VOD film review: Hollywood Trash
Matthew Turner | On 22, Oct 2015
Director: Phil Volken
Cast: Jed Rees, Jon Huck, Daryl Hannah, Michael Madsen, Steven Bauer
Watch Hollywood Trash online in the UK: Apple TV (iTunes) / Prime Video (Buy/Rent) / Rakuten TV / Google Play
Written and directed by Phil Volken, Hollywood Trash (also known as Garbage if you’re looking it up on the IMDb) is a 2013 low-budget US indie comedy that’s receiving a belated VOD release in the UK. A two-year delay isn’t normally a good sign, but Hollywood Trash is enjoyable, albeit modest in both scale and ambition.
Set in present day Los Angeles, the film stars Jed Rees and Jon Huck as Lenny Eaton and Abbott Smith, two working class garbage men who work in the Hollywood hills, servicing local celebrities such as Daryl Hannah and Michael Madsen (who play themselves) and Ben Stiller, Jennifer Aniston and Mark Wahlberg (who don’t).
When Hollywood-obsessed Lenny finds Cuba Gooding Jnr’s Best Supporting Oscar for Jerry Maguire in the trash, he and Abbott suddenly find themselves signed up by ambitious agent Casey Siegel (Ubach), who pitches their story to all the networks and turns them into overnight celebrities.

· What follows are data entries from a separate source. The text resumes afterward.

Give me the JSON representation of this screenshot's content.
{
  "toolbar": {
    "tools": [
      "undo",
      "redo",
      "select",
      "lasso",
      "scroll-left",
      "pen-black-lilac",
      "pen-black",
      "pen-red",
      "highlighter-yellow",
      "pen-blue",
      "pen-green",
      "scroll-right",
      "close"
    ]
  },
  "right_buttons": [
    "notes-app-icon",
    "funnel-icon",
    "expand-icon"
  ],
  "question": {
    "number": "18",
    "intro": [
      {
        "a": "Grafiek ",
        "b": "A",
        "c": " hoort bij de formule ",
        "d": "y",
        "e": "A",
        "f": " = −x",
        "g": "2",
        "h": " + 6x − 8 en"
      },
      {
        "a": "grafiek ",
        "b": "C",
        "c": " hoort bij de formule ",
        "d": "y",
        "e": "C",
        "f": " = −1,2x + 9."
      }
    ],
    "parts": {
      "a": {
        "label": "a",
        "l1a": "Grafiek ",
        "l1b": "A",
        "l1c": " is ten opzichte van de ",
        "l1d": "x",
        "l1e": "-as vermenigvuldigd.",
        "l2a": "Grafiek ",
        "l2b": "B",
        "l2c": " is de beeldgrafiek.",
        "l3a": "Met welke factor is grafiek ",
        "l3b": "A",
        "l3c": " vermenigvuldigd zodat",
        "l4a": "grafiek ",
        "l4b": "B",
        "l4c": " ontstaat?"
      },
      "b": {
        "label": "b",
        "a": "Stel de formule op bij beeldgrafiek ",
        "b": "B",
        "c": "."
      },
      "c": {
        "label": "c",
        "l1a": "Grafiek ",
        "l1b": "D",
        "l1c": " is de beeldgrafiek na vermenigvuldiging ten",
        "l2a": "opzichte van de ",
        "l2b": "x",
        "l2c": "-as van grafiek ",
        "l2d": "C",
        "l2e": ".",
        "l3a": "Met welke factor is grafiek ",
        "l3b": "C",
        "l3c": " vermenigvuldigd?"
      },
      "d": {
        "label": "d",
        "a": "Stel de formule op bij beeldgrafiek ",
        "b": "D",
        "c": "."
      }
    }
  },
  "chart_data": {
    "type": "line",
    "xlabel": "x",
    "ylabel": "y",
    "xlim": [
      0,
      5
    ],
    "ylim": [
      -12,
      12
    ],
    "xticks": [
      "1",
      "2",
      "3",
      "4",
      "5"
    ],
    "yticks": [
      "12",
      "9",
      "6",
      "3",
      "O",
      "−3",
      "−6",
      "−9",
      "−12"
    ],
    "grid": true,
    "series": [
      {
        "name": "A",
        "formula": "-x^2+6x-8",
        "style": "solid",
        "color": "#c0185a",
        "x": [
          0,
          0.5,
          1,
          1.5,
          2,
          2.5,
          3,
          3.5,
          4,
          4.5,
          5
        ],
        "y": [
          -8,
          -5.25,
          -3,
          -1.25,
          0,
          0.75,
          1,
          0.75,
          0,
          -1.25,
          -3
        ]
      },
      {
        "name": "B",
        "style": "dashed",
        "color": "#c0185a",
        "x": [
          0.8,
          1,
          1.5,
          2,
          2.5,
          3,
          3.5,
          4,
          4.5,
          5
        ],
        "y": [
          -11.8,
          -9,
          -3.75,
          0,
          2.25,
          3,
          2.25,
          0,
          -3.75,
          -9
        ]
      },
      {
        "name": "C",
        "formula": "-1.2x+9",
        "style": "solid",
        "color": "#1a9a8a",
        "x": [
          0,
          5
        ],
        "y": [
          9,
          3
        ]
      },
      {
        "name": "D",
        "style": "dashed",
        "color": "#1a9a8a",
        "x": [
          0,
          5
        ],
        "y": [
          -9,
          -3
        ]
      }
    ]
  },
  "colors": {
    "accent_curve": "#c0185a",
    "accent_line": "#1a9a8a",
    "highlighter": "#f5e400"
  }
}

However, the pair’s new-found fame soon begins to put a strain on their relationship.
Volken’s script serves up some enjoyable Hollywood satire, but it lacks bite overall and doesn’t do anything that Netflix’s wonderful animated comedy Bojack Horseman isn’t doing a thousand times better. That said, there are some nice running gags (e.g. Lenny’s unsuccessful attempts to get people to refer to them as something other than garbage men) and a handful of amusing moments that hit home, such as Lenny being introduced to William Baldwin at a party and blurting out, “You eat a lot of fish sticks…”
The film’s main strength lies in the performances of its two unknown actors and the touching depiction of their friendship. Rees (who bears a weird, Hollywood-appropriate resemblance to Edward G. Robinson) is particularly effective as Lenny, a small-time dreamer who suddenly gets a shot at the limelight, while the larger-built Huck (there’s a physical echo of Of Mice and Men’s George and Lenny that doesn’t really pay off) is very likeable as his quieter, easy-going partner, his face perpetually plastered with an endearingly goofy grin.
There’s a bittersweet quality to the film that’s surprisingly moving and the film doesn’t always play out the way you expect, especially in a scene involving Lenny and a work colleague. In addition, there are some nice touches scattered throughout, such as Lenny having a signed photo of Emilio Estevez, who starred in 1990’s Men At Work, the only known Hollywood movie about garbage men.
The film’s main problem is its lack of ambition, which leads to a handful of moments that feel like missed opportunities for character depth, most notably Lenny failing to perform sexually after he uses the Oscar to lure a woman back to his apartment after a night in a bar. It also doesn’t help that we never actually see the Oscar, presumably due to some tightly controlled copyright enforcement on the part of the Academy.
The result is an engaging and sweet-natured indie comedy that’s never less than watchable, although it never quite delivers any big laughs and settles for mild satire rather than putting the boot in.